Journal Article
South Atlantic Quarterly (2014) 113 (4): 791–806.
Published: 01 October 2014
..., or mantuano elite, who would gain hegemony over the independence struggle. No attempt to grasp the Venezuelan commune and the insufficiency of privileging formal independence over substantive social transformation can afford to ignore the Asturian-born caudillo of the Venezuelan plains...
Journal Article
South Atlantic Quarterly (1962) 61 (2): 159–182.
Published: 01 April 1962
... seclusion and of the agrarian founda­ tions of the culture. At the very moment, therefore, when the fragmented Spanish-American countries were getting rid of vice­ regal pomp and panoply, and falling, many of them, under caudillo leadership of popular origin, Brazil received those endowments of urban...
Journal Article
South Atlantic Quarterly (1943) 42 (3): 270–281.
Published: 01 July 1943
... than the caudillo, Rosas, was symbolic of the shape of things to come. The growing emancipation of women is yet another obvious and spectacular development in the Latin-American scene. Until recently the social pattern as it involved the relation of the sexes was still characterized by androcentricity...
Journal Article
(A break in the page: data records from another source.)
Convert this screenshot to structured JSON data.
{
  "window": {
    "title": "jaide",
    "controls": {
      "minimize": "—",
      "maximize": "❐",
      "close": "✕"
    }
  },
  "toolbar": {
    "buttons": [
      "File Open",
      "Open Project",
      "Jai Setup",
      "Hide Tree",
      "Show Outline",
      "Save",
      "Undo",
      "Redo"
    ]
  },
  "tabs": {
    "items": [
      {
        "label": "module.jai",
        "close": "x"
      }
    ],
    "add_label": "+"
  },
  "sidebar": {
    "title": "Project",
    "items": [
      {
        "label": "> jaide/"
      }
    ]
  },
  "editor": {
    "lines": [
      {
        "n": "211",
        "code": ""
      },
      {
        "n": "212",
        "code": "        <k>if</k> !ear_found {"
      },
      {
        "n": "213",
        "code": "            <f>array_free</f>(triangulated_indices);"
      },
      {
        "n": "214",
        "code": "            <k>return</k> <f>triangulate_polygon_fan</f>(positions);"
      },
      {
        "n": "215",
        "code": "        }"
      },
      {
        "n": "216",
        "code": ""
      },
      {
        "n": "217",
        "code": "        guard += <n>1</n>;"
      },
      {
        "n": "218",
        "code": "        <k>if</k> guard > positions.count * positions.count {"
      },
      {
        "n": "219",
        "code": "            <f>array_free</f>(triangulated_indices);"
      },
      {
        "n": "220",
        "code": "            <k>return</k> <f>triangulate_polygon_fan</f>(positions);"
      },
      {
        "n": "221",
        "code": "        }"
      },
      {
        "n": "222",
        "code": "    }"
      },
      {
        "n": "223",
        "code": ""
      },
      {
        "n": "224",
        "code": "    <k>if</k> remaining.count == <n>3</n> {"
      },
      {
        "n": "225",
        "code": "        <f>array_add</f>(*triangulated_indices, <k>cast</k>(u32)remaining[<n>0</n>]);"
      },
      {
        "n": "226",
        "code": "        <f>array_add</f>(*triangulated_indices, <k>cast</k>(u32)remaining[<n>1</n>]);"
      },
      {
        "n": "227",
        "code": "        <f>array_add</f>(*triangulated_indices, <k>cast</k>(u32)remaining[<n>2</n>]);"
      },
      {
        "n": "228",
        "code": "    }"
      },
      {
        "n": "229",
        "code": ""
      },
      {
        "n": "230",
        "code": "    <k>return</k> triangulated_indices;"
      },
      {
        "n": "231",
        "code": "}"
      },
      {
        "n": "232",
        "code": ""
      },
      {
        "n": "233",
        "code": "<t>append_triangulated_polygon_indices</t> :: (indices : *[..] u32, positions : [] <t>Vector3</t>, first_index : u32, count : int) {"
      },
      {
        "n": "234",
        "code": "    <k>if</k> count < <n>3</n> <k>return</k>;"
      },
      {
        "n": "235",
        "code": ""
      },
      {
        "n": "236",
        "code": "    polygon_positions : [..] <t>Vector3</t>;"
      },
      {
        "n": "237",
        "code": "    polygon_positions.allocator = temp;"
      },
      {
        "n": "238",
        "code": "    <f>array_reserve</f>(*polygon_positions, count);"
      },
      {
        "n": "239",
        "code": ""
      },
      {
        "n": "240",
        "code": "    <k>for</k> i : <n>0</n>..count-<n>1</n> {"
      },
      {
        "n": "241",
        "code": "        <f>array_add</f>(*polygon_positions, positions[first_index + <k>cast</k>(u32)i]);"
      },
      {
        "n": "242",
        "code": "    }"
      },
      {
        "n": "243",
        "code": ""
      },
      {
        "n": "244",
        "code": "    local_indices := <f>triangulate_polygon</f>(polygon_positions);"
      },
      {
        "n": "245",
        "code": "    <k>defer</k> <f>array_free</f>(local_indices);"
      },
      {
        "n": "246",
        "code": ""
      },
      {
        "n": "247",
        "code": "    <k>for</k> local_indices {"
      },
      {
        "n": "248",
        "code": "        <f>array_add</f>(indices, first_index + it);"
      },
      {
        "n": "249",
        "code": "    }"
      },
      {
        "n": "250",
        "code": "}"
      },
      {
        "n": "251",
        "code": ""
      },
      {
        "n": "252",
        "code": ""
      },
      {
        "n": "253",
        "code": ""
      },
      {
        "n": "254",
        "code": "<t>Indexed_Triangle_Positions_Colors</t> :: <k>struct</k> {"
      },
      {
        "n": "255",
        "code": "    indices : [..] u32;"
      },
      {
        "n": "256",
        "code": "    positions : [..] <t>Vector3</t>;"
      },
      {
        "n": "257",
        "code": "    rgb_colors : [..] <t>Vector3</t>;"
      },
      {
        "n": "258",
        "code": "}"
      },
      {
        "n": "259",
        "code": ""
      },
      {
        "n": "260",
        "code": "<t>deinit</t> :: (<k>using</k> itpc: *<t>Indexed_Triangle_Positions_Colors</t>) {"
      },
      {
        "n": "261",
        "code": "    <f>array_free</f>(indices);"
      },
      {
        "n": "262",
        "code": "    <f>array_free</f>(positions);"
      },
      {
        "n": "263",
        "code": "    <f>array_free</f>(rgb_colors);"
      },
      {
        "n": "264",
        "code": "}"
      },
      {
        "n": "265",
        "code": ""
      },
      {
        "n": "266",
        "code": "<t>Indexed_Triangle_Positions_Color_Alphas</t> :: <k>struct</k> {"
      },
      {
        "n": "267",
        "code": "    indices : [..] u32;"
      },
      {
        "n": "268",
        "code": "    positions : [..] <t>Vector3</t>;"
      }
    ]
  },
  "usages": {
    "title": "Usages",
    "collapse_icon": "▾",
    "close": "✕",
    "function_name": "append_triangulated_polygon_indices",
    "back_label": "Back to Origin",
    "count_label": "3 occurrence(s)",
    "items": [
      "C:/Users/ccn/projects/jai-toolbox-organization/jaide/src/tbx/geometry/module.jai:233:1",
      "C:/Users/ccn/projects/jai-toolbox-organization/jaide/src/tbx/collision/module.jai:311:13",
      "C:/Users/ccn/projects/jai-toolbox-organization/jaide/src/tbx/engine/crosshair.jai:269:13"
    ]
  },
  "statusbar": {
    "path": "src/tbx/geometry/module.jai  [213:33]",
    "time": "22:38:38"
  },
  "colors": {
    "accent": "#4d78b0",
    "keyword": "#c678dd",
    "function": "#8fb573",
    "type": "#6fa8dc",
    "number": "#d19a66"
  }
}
South Atlantic Quarterly (2023) 122 (3): 660–669.
Published: 01 July 2023
... as part of its ideological roots. Where historical configurations define the fifty-four-year uprising (1847–1901) as connected to local caudillos , disagreements regarding federalism, and “Maya bigmen” (Rugeley 2009 : 2) occurring during the extension of liberal politics and capitalist extractivism...
Journal Article
South Atlantic Quarterly (2007) 106 (1): 153–182.
Published: 01 January 2007
... (civilization) would only prevail with the violent removal of caudillos such as Rosas, Alberdi argued otherwise in a little-known treaty from 1837. In Fragmento preliminar al estudio del derecho Alberdi claimed that caudillos represented necessary steps in the process toward increased...
Journal Article
South Atlantic Quarterly (1997) 96 (1): 1–15.
Published: 01 January 1997
..., it is like having the same actor play opposite roles in dif­ ferent scenes of a single movie: Fidel, here, plays the hero; Castro, there, the villain. Although the hero is far from infallible, displaying some of the characteristic features of the Latin American caudillo a charismatic populist...
Journal Article
South Atlantic Quarterly (1997) 96 (1): 17–30.
Published: 01 January 1997
... transformed themselves into political caudillos and affluent landowners. Even as pure a figure as Maximo Gomez became tarnished when he agreed to disband the Army of Liberation, for the compensation offered by Washington, and was purged by the Assembly of Cerro. The people reverted to skepticism...
Journal Article
South Atlantic Quarterly (2011) 110 (2): 487–503.
Published: 01 April 2011
... Indian peasant communities as largely immune from, or indiffer- ent to, elite sectarianism, somehow outside national politics, confined to the realm of natural history or peasant economy, or caught in the clutches of caudillos. It questions newer accounts that view Indian peasant struggle...
Journal Article
South Atlantic Quarterly (2012) 111 (1): 1–27.
Published: 01 January 2012
..., independent of the limitations and possibilities of that concept, is intended in the hands of the US press to mean nothing but base demagoguery) and the Latin American caudillo. Alternatively, in a more sympathetic but nonetheless problematic vein, such events were often received within more...